## Dataset rows for apps and sites
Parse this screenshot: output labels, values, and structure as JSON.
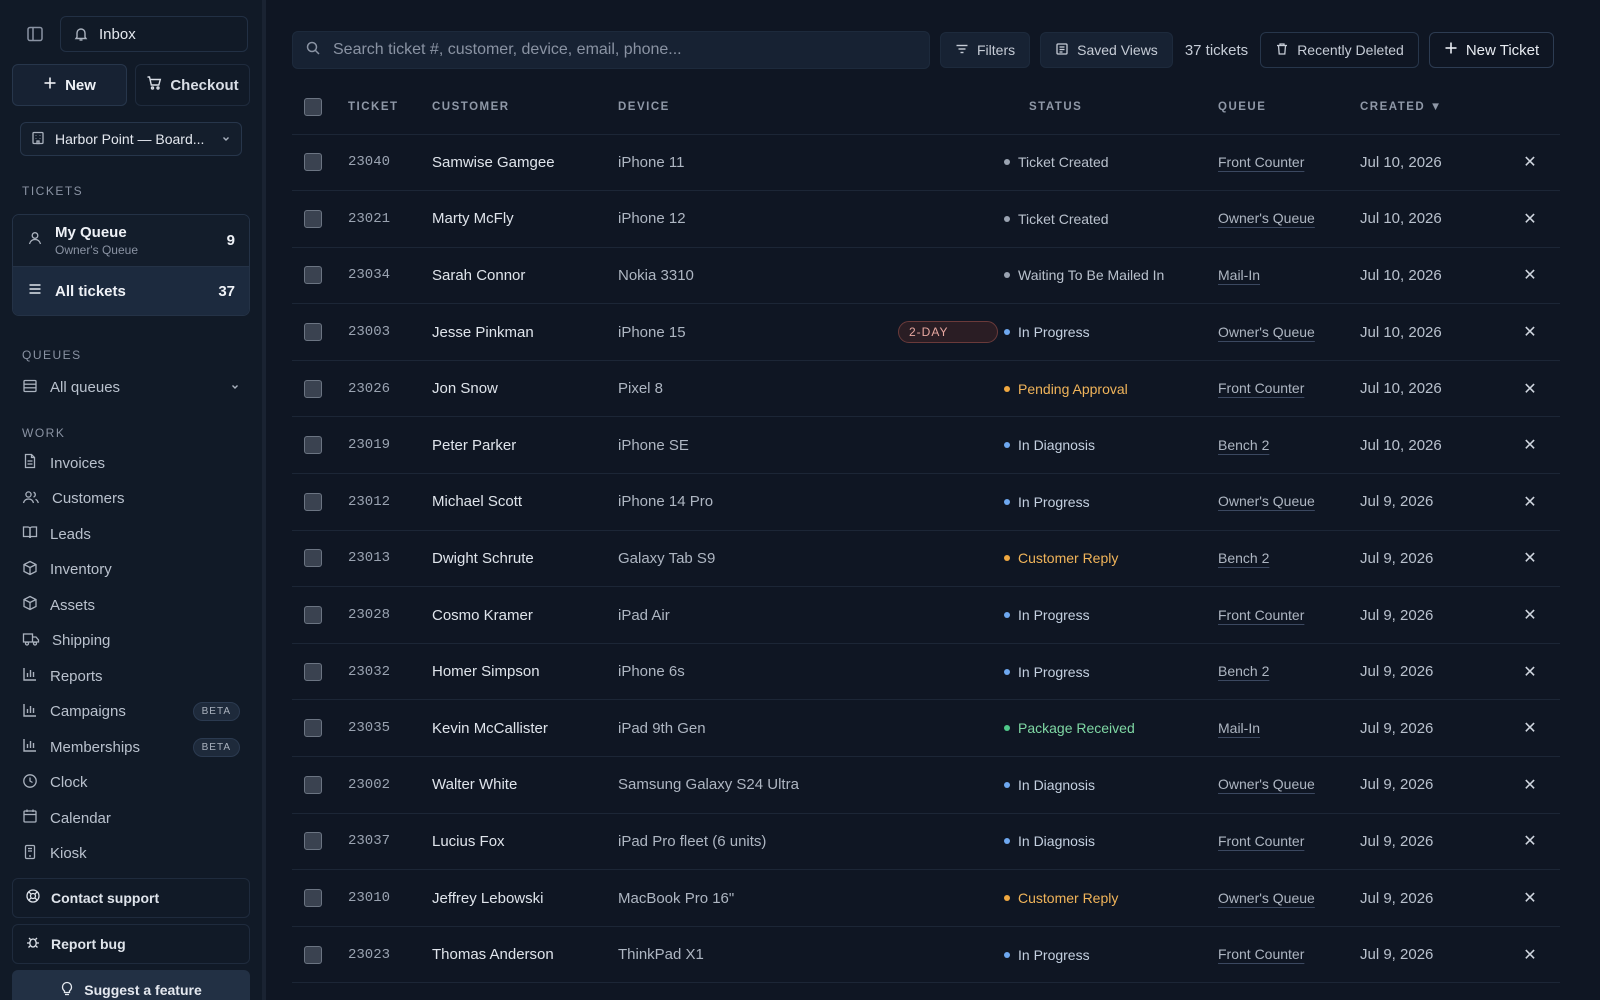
{
  "sidebar": {
    "inbox_label": "Inbox",
    "new_label": "New",
    "checkout_label": "Checkout",
    "location": "Harbor Point — Board...",
    "tickets_section": "TICKETS",
    "my_queue": {
      "title": "My Queue",
      "subtitle": "Owner's Queue",
      "count": "9"
    },
    "all_tickets": {
      "title": "All tickets",
      "count": "37"
    },
    "queues_section": "QUEUES",
    "all_queues": "All queues",
    "work_section": "WORK",
    "work_items": [
      {
        "label": "Invoices",
        "icon": "file-icon"
      },
      {
        "label": "Customers",
        "icon": "users-icon"
      },
      {
        "label": "Leads",
        "icon": "book-icon"
      },
      {
        "label": "Inventory",
        "icon": "box-icon"
      },
      {
        "label": "Assets",
        "icon": "box-icon"
      },
      {
        "label": "Shipping",
        "icon": "truck-icon"
      },
      {
        "label": "Reports",
        "icon": "bar-chart-icon"
      },
      {
        "label": "Campaigns",
        "icon": "bar-chart-icon",
        "badge": "BETA"
      },
      {
        "label": "Memberships",
        "icon": "bar-chart-icon",
        "badge": "BETA"
      },
      {
        "label": "Clock",
        "icon": "clock-icon"
      },
      {
        "label": "Calendar",
        "icon": "calendar-icon"
      },
      {
        "label": "Kiosk",
        "icon": "tablet-icon"
      }
    ],
    "contact_support": "Contact support",
    "report_bug": "Report bug",
    "suggest_feature": "Suggest a feature"
  },
  "toolbar": {
    "search_placeholder": "Search ticket #, customer, device, email, phone...",
    "filters": "Filters",
    "saved_views": "Saved Views",
    "ticket_count": "37 tickets",
    "recently_deleted": "Recently Deleted",
    "new_ticket": "New Ticket"
  },
  "table": {
    "columns": {
      "ticket": "TICKET",
      "customer": "CUSTOMER",
      "device": "DEVICE",
      "status": "STATUS",
      "queue": "QUEUE",
      "created": "CREATED ▼"
    },
    "rows": [
      {
        "ticket": "23040",
        "customer": "Samwise Gamgee",
        "device": "iPhone 11",
        "tag": "",
        "status": "Ticket Created",
        "status_color": "#9aa3b1",
        "queue": "Front Counter",
        "created": "Jul 10, 2026"
      },
      {
        "ticket": "23021",
        "customer": "Marty McFly",
        "device": "iPhone 12",
        "tag": "",
        "status": "Ticket Created",
        "status_color": "#9aa3b1",
        "queue": "Owner's Queue",
        "created": "Jul 10, 2026"
      },
      {
        "ticket": "23034",
        "customer": "Sarah Connor",
        "device": "Nokia 3310",
        "tag": "",
        "status": "Waiting To Be Mailed In",
        "status_color": "#9aa3b1",
        "queue": "Mail-In",
        "created": "Jul 10, 2026"
      },
      {
        "ticket": "23003",
        "customer": "Jesse Pinkman",
        "device": "iPhone 15",
        "tag": "2-DAY",
        "status": "In Progress",
        "status_color": "#6ea8f0",
        "queue": "Owner's Queue",
        "created": "Jul 10, 2026"
      },
      {
        "ticket": "23026",
        "customer": "Jon Snow",
        "device": "Pixel 8",
        "tag": "",
        "status": "Pending Approval",
        "status_color": "#f0a840",
        "queue": "Front Counter",
        "created": "Jul 10, 2026"
      },
      {
        "ticket": "23019",
        "customer": "Peter Parker",
        "device": "iPhone SE",
        "tag": "",
        "status": "In Diagnosis",
        "status_color": "#6ea8f0",
        "queue": "Bench 2",
        "created": "Jul 10, 2026"
      },
      {
        "ticket": "23012",
        "customer": "Michael Scott",
        "device": "iPhone 14 Pro",
        "tag": "",
        "status": "In Progress",
        "status_color": "#6ea8f0",
        "queue": "Owner's Queue",
        "created": "Jul 9, 2026"
      },
      {
        "ticket": "23013",
        "customer": "Dwight Schrute",
        "device": "Galaxy Tab S9",
        "tag": "",
        "status": "Customer Reply",
        "status_color": "#f0a840",
        "queue": "Bench 2",
        "created": "Jul 9, 2026"
      },
      {
        "ticket": "23028",
        "customer": "Cosmo Kramer",
        "device": "iPad Air",
        "tag": "",
        "status": "In Progress",
        "status_color": "#6ea8f0",
        "queue": "Front Counter",
        "created": "Jul 9, 2026"
      },
      {
        "ticket": "23032",
        "customer": "Homer Simpson",
        "device": "iPhone 6s",
        "tag": "",
        "status": "In Progress",
        "status_color": "#6ea8f0",
        "queue": "Bench 2",
        "created": "Jul 9, 2026"
      },
      {
        "ticket": "23035",
        "customer": "Kevin McCallister",
        "device": "iPad 9th Gen",
        "tag": "",
        "status": "Package Received",
        "status_color": "#4fc98a",
        "queue": "Mail-In",
        "created": "Jul 9, 2026"
      },
      {
        "ticket": "23002",
        "customer": "Walter White",
        "device": "Samsung Galaxy S24 Ultra",
        "tag": "",
        "status": "In Diagnosis",
        "status_color": "#6ea8f0",
        "queue": "Owner's Queue",
        "created": "Jul 9, 2026"
      },
      {
        "ticket": "23037",
        "customer": "Lucius Fox",
        "device": "iPad Pro fleet (6 units)",
        "tag": "",
        "status": "In Diagnosis",
        "status_color": "#6ea8f0",
        "queue": "Front Counter",
        "created": "Jul 9, 2026"
      },
      {
        "ticket": "23010",
        "customer": "Jeffrey Lebowski",
        "device": "MacBook Pro 16\"",
        "tag": "",
        "status": "Customer Reply",
        "status_color": "#f0a840",
        "queue": "Owner's Queue",
        "created": "Jul 9, 2026"
      },
      {
        "ticket": "23023",
        "customer": "Thomas Anderson",
        "device": "ThinkPad X1",
        "tag": "",
        "status": "In Progress",
        "status_color": "#6ea8f0",
        "queue": "Front Counter",
        "created": "Jul 9, 2026"
      }
    ]
  }
}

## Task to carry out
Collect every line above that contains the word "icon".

## Exercise solution
        "icon": "file-icon"
        "icon": "users-icon"
        "icon": "book-icon"
        "icon": "box-icon"
        "icon": "box-icon"
        "icon": "truck-icon"
        "icon": "bar-chart-icon"
        "icon": "bar-chart-icon",
        "icon": "bar-chart-icon",
        "icon": "clock-icon"
        "icon": "calendar-icon"
        "icon": "tablet-icon"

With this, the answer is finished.